June is a buffer between spring and summer
The green canopy of June is a sight you won’t forget year to year. June is a month of full blooms and dense leaf canopy. Leaves appear almost suddenly. As they unfurl, they are tender and limp and have trouble turning their faces to the sun. Every tree is a complex natural factory.
June arrives with its own quietness and tranquility. It brings growth and continuity as the season approaches summer. June brings some of the most pleasant porch nights of the year.
Babies are filling Mother Nature’s nursery to overflowing. Robins are among the earliest of songbirds to nest. Baby Robins are big birds for a nest. After they are fully feathered, the mother returns to roosting on a tree limb close to the nest rather than on top of the babies in the nest.
Parent Robins identify their babies by sight and sound like humans do. For the first week after hatching, baby Robins are transparent. Look closely and you can see the greenish gall bladder, and orange yolk sack. At first they are almost completely naked, with just a few tufts of fuzzy feathers. When hatched, they weigh about as much as a quarter. Their eyes remain shut for the first five days.
Both parents share in feeding the offspring. For the first four days of a baby Robin’s life, the parent birds regurgitate partly digested food into its mouth. On the fifth day, earthworms are added to the feedings. After the first week the parents feed them insects and whole worms. The large babies take a lot of food. Researchers have learned that, in a day, parents may make as many as 100 feeding visits to the nest.
Baby Robins have enormous eyes when first hatched. Since they are so transparent at hatching, it is a good chance to learn how big a bird’s eyes are. When they grow feathers, you will be able to see only a small portion of the eye.
Down feathers grow in quickly, making the babies look fluffy and helping them stay warm when the mother isn’t sitting on them. It takes only a couple of weeks until the awkward, almost naked, babies are fully feathered and pushing each other around in the nest. They reach the size of their parents in only two weeks. By the time three weeks rolls around, they are making practice flights. They will beg for food from their parents for weeks.

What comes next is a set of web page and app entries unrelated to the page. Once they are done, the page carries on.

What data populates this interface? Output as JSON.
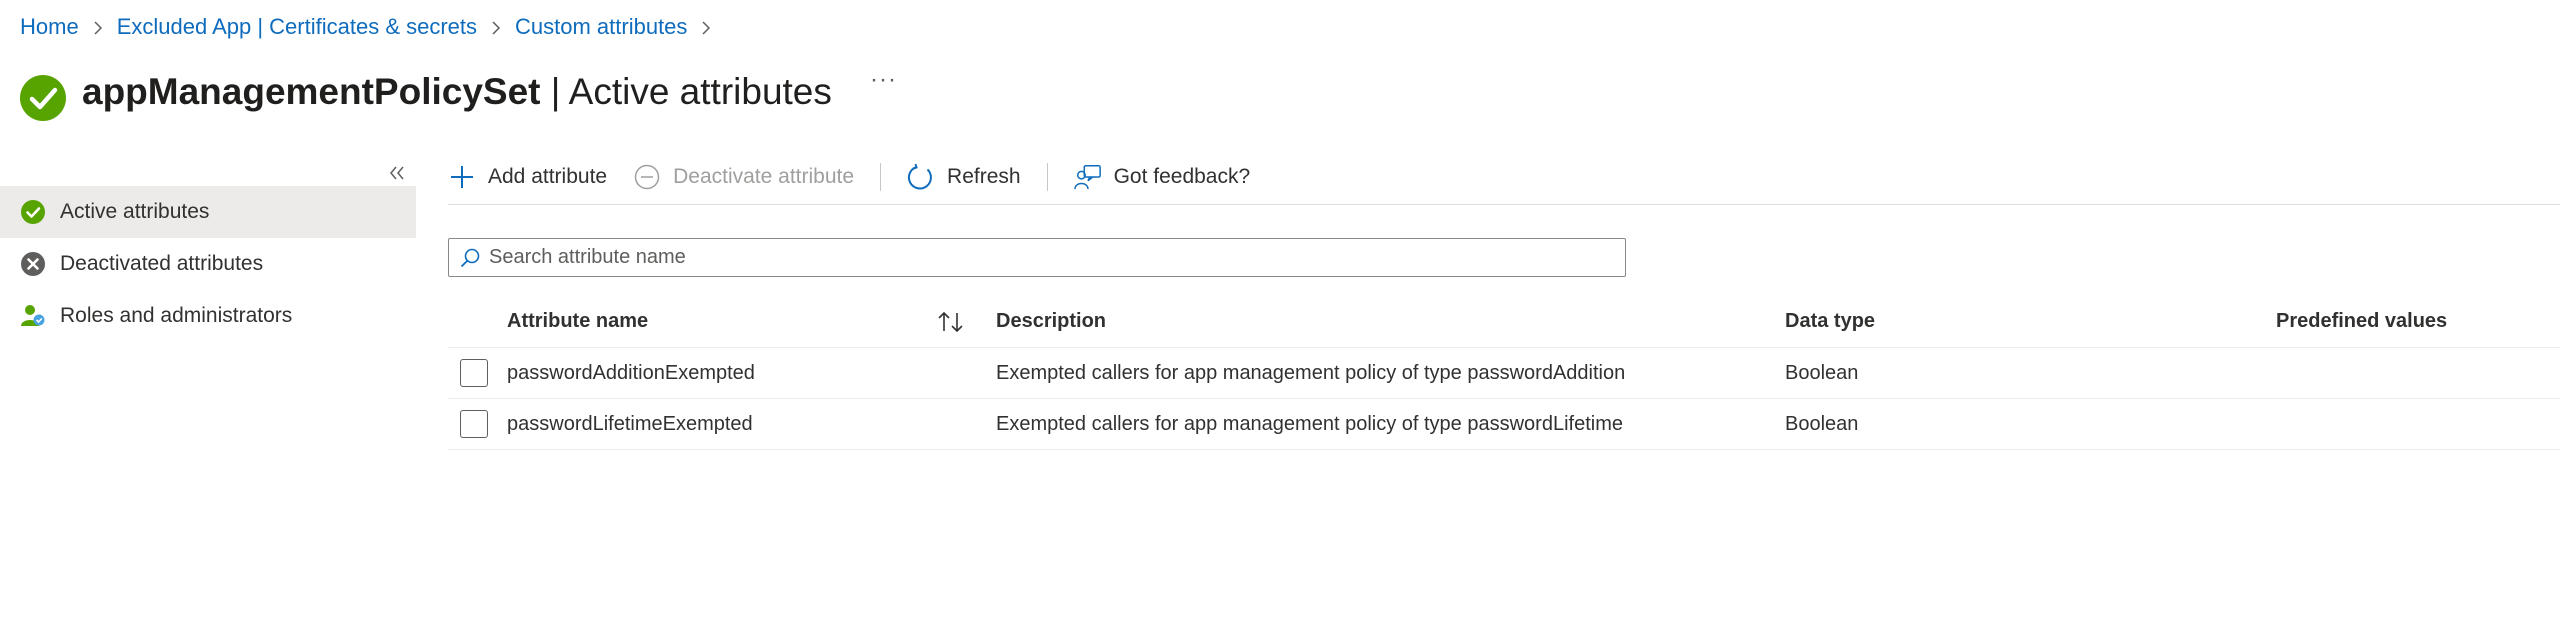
{
  "breadcrumb": {
    "items": [
      "Home",
      "Excluded App | Certificates & secrets",
      "Custom attributes"
    ]
  },
  "header": {
    "title_bold": "appManagementPolicySet",
    "title_rest": " | Active attributes",
    "more_label": "···"
  },
  "sidebar": {
    "collapse_label": "«",
    "items": [
      {
        "label": "Active attributes",
        "icon": "check-circle-icon",
        "active": true
      },
      {
        "label": "Deactivated attributes",
        "icon": "x-circle-icon",
        "active": false
      },
      {
        "label": "Roles and administrators",
        "icon": "person-icon",
        "active": false
      }
    ]
  },
  "toolbar": {
    "add_label": "Add attribute",
    "deactivate_label": "Deactivate attribute",
    "refresh_label": "Refresh",
    "feedback_label": "Got feedback?"
  },
  "search": {
    "placeholder": "Search attribute name",
    "value": ""
  },
  "table": {
    "columns": [
      "Attribute name",
      "Description",
      "Data type",
      "Predefined values"
    ],
    "rows": [
      {
        "name": "passwordAdditionExempted",
        "description": "Exempted callers for app management policy of type passwordAddition",
        "data_type": "Boolean",
        "predefined": ""
      },
      {
        "name": "passwordLifetimeExempted",
        "description": "Exempted callers for app management policy of type passwordLifetime",
        "data_type": "Boolean",
        "predefined": ""
      }
    ]
  },
  "colors": {
    "accent": "#0f6cbd",
    "success": "#57a300",
    "muted": "#a19f9d"
  }
}
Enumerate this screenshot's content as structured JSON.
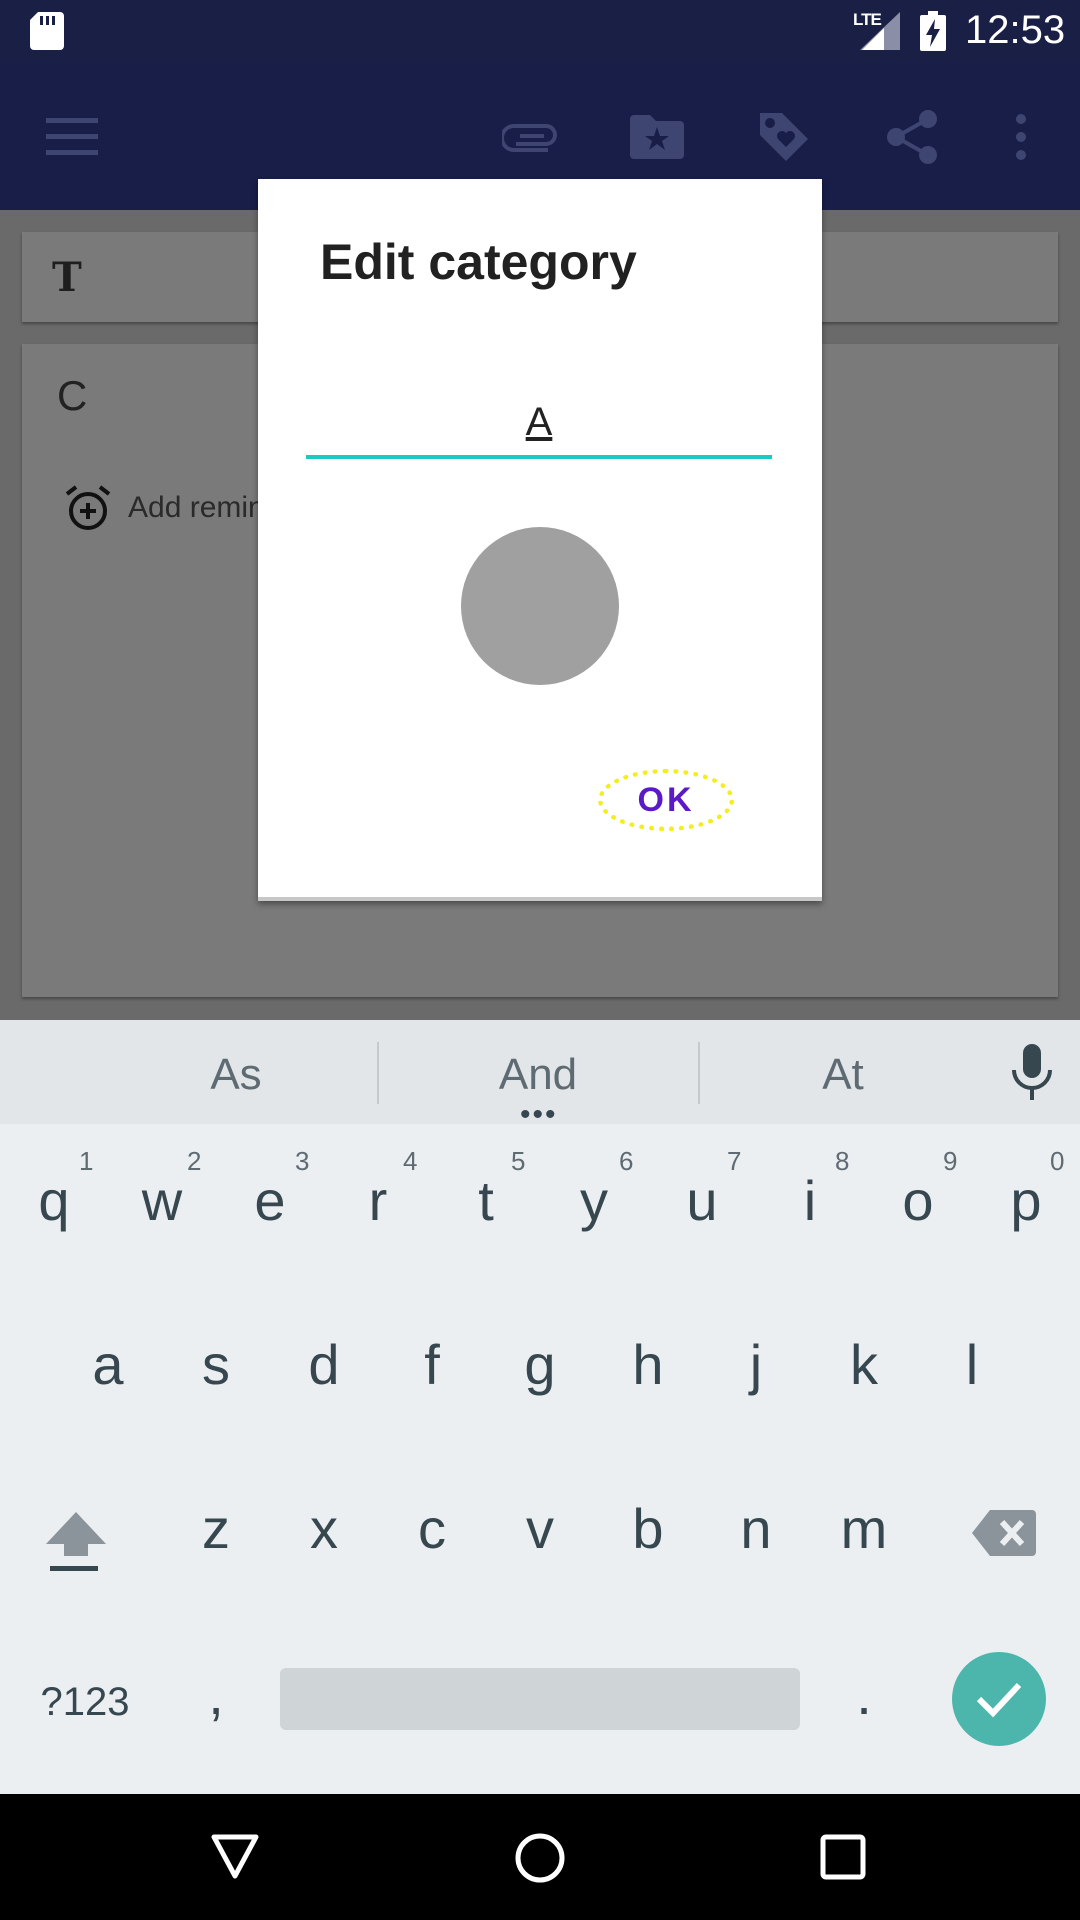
{
  "status_bar": {
    "network": "LTE",
    "time": "12:53"
  },
  "app_bar": {
    "icons": [
      "menu-icon",
      "attachment-icon",
      "category-icon",
      "tag-icon",
      "share-icon",
      "more-icon"
    ]
  },
  "note": {
    "title": "T",
    "content": "C",
    "reminder_label": "Add remin"
  },
  "dialog": {
    "title": "Edit category",
    "name_value": "A",
    "selected_color": "#a0a0a0",
    "ok_label": "OK"
  },
  "keyboard": {
    "suggestions": [
      "As",
      "And",
      "At"
    ],
    "row1": [
      "q",
      "w",
      "e",
      "r",
      "t",
      "y",
      "u",
      "i",
      "o",
      "p"
    ],
    "row1_hints": [
      "1",
      "2",
      "3",
      "4",
      "5",
      "6",
      "7",
      "8",
      "9",
      "0"
    ],
    "row2": [
      "a",
      "s",
      "d",
      "f",
      "g",
      "h",
      "j",
      "k",
      "l"
    ],
    "row3": [
      "z",
      "x",
      "c",
      "v",
      "b",
      "n",
      "m"
    ],
    "symbols_label": "?123",
    "comma": ",",
    "period": ".",
    "accent_color": "#4db6ac"
  },
  "colors": {
    "input_underline": "#1ec9c0",
    "ok_text": "#5b19c7",
    "ok_highlight": "#f2ef1a"
  }
}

The Eastern Kingbird is back at Lake Tomahawk and Owen Park. This bird and the Blue Jay always seem to be dressed in their best business suits to tend to business. The Eastern Kingbird has a big head and broad shoulders. When it raises the feathers on its head, it seems to have a crest. If you see it in profile, sometimes it can be hard to identify because without the raised feathers it looks like a chubby gray and white bird. These birds have no idea how small they are. They have no fear about crows, Red-tailed Hawks, Great Blue Herons and others birds invading their territory. They spend winters in South American and switch to almost an all-fruit diet
The Eastern Kingbird is North America’s largest flycatcher. It always has a white-tipped tail and is related to the much smaller Eastern Phoebe. It is adapt at catching insects in midair. It also hovers over prey on shrubs and lawns. Fruit and insects make up the summer diet. It eats a lot of beetles, wasps, bees, winged ants, grasshoppers, flies and other insects.
The female is the sole builder of the nest, but both parents feed the babies. They can recognize a cowbird egg and will toss it out of their nests. Tree-climbing snakes, Blue Jays, Crows and squirrels are nest predators. Eastern Kingbirds migrate in groups and travel mostly by day. Many songbirds migrate at night.
Bears are plentiful this year and are on the prowl for food. Their feet may still be a little tender, since they shed the pads from their paws in late winter and early spring. The pads protect the bear’s feet and muffle the sound when they walk. The pads become brittle in the winter. Only when new pads are in place and hardened can a bear travel a long distance.
Keep the bird baths clean and filled with fresh water for bathing and drinking. Take the bird feeders inside by late afternoon.
Wild turkeys are hatching. After hatching their babies can eat on their own as soon as their feathers dry.
Watch for fireflies to start blinking.
Turtles are laying eggs.
May you always hear the whisper of wings.